  15. I think its a pity that they waited this long to do something fun on Capital Hill…They didn’t do anything fun when my son and I lived there. Its also nice, because Capital Hill isn’t just clubs, its families of all sorts, married,created,chosen…with and without kids. This sort of finally acknowledges that.

  16. The Seattle Center rink isn’t always crowded. Go at a “non-peak” time and you could get to skate almost alone. Try week-day afternoons or evenings. On weekends, early, like right when they open at 11am.

  17. Seriously, Capitol Hill- is there anything that you don’t relish the opportunity to S&*! on? “Wah, it isn’t real ice! Wah, this is failure! Wah, wah, wah!” You know, if the comments above are any indication, the only people that aren’t whining like children are, well, the children. All the kids I saw were having the time of their lives. My friends and I went, regular old grown ups, and had a great time. We ran into neighborhood friends, we talked with some of the organizers, and (GASP!) we even talked to strangers that also live on the Hill.
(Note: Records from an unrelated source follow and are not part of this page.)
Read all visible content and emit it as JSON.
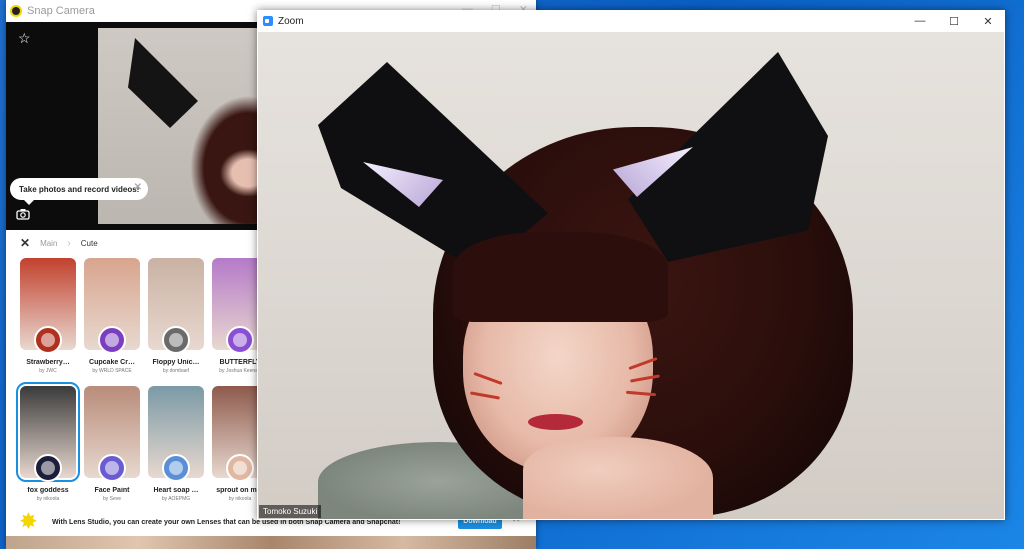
{
  "snap_camera": {
    "title": "Snap Camera",
    "tooltip": "Take photos and record videos!",
    "breadcrumb": {
      "root": "Main",
      "current": "Cute"
    },
    "lenses": [
      {
        "name": "Strawberry…",
        "author": "by JWC",
        "thumb": "#c2412e",
        "badge": "#b0301f"
      },
      {
        "name": "Cupcake Cr…",
        "author": "by WRLD SPACE",
        "thumb": "#d8a58e",
        "badge": "#7a3fbf"
      },
      {
        "name": "Floppy Unic…",
        "author": "by dombaef",
        "thumb": "#c9b2a4",
        "badge": "#6a6a6a"
      },
      {
        "name": "BUTTERFLY",
        "author": "by Joshua Keenan",
        "thumb": "#b57ac9",
        "badge": "#8a4fd3"
      },
      {
        "name": "fox goddess",
        "author": "by nikoola",
        "thumb": "#3a3a3a",
        "badge": "#1d1f3a"
      },
      {
        "name": "Face Paint",
        "author": "by Seve",
        "thumb": "#b98c7a",
        "badge": "#6b5bd0"
      },
      {
        "name": "Heart soap …",
        "author": "by AOEPMG",
        "thumb": "#7a9aa6",
        "badge": "#5a8fd6"
      },
      {
        "name": "sprout on m…",
        "author": "by nikoola",
        "thumb": "#8e5a4c",
        "badge": "#e0b8a2"
      }
    ],
    "banner": {
      "text": "With Lens Studio, you can create your own Lenses that can be used in both Snap Camera and Snapchat!",
      "download_label": "Download"
    }
  },
  "zoom": {
    "title": "Zoom",
    "participant_name": "Tomoko Suzuki"
  },
  "colors": {
    "zoom_blue": "#2d8cff",
    "snap_yellow": "#f4d500",
    "selected_blue": "#1a8fe0"
  }
}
    No, this is not a proper ice rink- what it is, however, is something festive for the neighborhood to gather around, to bring their kids to, to have a cup of hot cocoa outside in December and actually try for once to BE A COMMUNITY. Instead of taking the time out of your day to express your dismay over the fact that someone tried to do something for the neighborhood and didn’t get it perfect the first time, why don’t you try and appreciate that.
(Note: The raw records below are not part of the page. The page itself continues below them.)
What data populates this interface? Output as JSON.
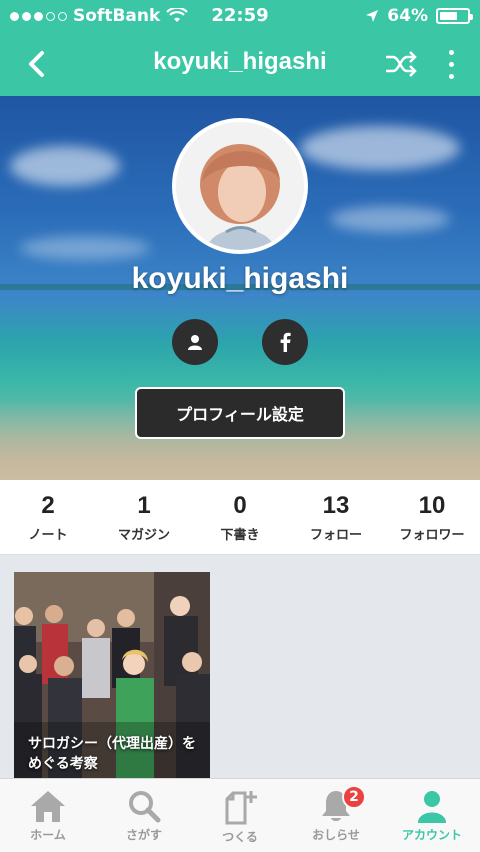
{
  "status_bar": {
    "carrier": "SoftBank",
    "time": "22:59",
    "battery": "64%",
    "battery_level": 0.64,
    "icons": [
      "signal-dots",
      "wifi-icon",
      "location-arrow-icon",
      "battery-icon"
    ]
  },
  "nav": {
    "title": "koyuki_higashi",
    "back_icon": "chevron-left-icon",
    "shuffle_icon": "shuffle-icon",
    "more_icon": "more-vertical-icon"
  },
  "profile": {
    "name": "koyuki_higashi",
    "settings_button": "プロフィール設定",
    "social_icons": [
      "person-icon",
      "facebook-icon"
    ]
  },
  "stats": [
    {
      "num": "2",
      "label": "ノート"
    },
    {
      "num": "1",
      "label": "マガジン"
    },
    {
      "num": "0",
      "label": "下書き"
    },
    {
      "num": "13",
      "label": "フォロー"
    },
    {
      "num": "10",
      "label": "フォロワー"
    }
  ],
  "cards": [
    {
      "title": "サロガシー（代理出産）をめぐる考察"
    }
  ],
  "tabs": [
    {
      "label": "ホーム",
      "icon": "home-icon",
      "active": false
    },
    {
      "label": "さがす",
      "icon": "search-icon",
      "active": false
    },
    {
      "label": "つくる",
      "icon": "create-note-icon",
      "active": false
    },
    {
      "label": "おしらせ",
      "icon": "bell-icon",
      "active": false,
      "badge": "2"
    },
    {
      "label": "アカウント",
      "icon": "account-icon",
      "active": true
    }
  ],
  "colors": {
    "accent": "#3bc6a6",
    "badge": "#ec4141",
    "tab_inactive": "#9a9a9a"
  }
}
  18. Nice? Chris, I’ve lived in Seattle long enough to know that “nice” has nothing to do with it. What I’m talking about is perspective, and the seemingly constant reminders in this city of what things are not instead of what they are. Instead of focusing of all the imperfections of a first-time effort to improve the community, perhaps people should instead focus on what the rink is- a nice effort to bring some seasonal cheer to the neighborhood. Happy Holidays, dammit!
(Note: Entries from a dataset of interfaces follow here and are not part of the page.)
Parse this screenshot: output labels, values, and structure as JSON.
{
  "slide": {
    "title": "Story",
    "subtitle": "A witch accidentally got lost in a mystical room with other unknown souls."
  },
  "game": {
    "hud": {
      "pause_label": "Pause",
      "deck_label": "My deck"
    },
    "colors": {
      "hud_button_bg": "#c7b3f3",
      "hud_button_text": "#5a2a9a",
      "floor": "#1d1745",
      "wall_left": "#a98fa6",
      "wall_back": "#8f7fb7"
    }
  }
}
  19. I brought my kids to the rink yesterday and it went over fine. Staff was helpful, kids seemed to have fun. I understand beginners may not like the surface because you really have to push off and get going, but when you do, it seemed like they were flying around the rink fairly well.
    Proceeds go to good causes – this is a zero profit rink – that is reason enough to go up and try it. Here is a guy on it the other day:



  20. Who do I complain to about the music? I live on 12th/Howell and I really don’t like it that I can hear the bass beat to whatever is being played in my apartment. Really? I can feel it in my bed – and not in a good way. Aaaarrrrghh!!

  21. This was a really good idea and I hope they try it again next year if they can recoup the costs from this year’s disaster. More than the fake ice, I think the problem with this rink lay in the layout and design. They closed off the pedestrian walk next to the rink, which meant that people had to walk through the baseball field to get around the rink. This also meant there weren’t any good sight lines of the park from inside the rink, and people outside the rink couldn’t see inside to see the fun. Who wants to skate in an enclosed tent? The whole fun of being in an outdoor skate rink is being outside. I think it would’ve been a better idea to drain the big pool by the old pumping station and put the “ice” there where it’s more central and visible to passerby.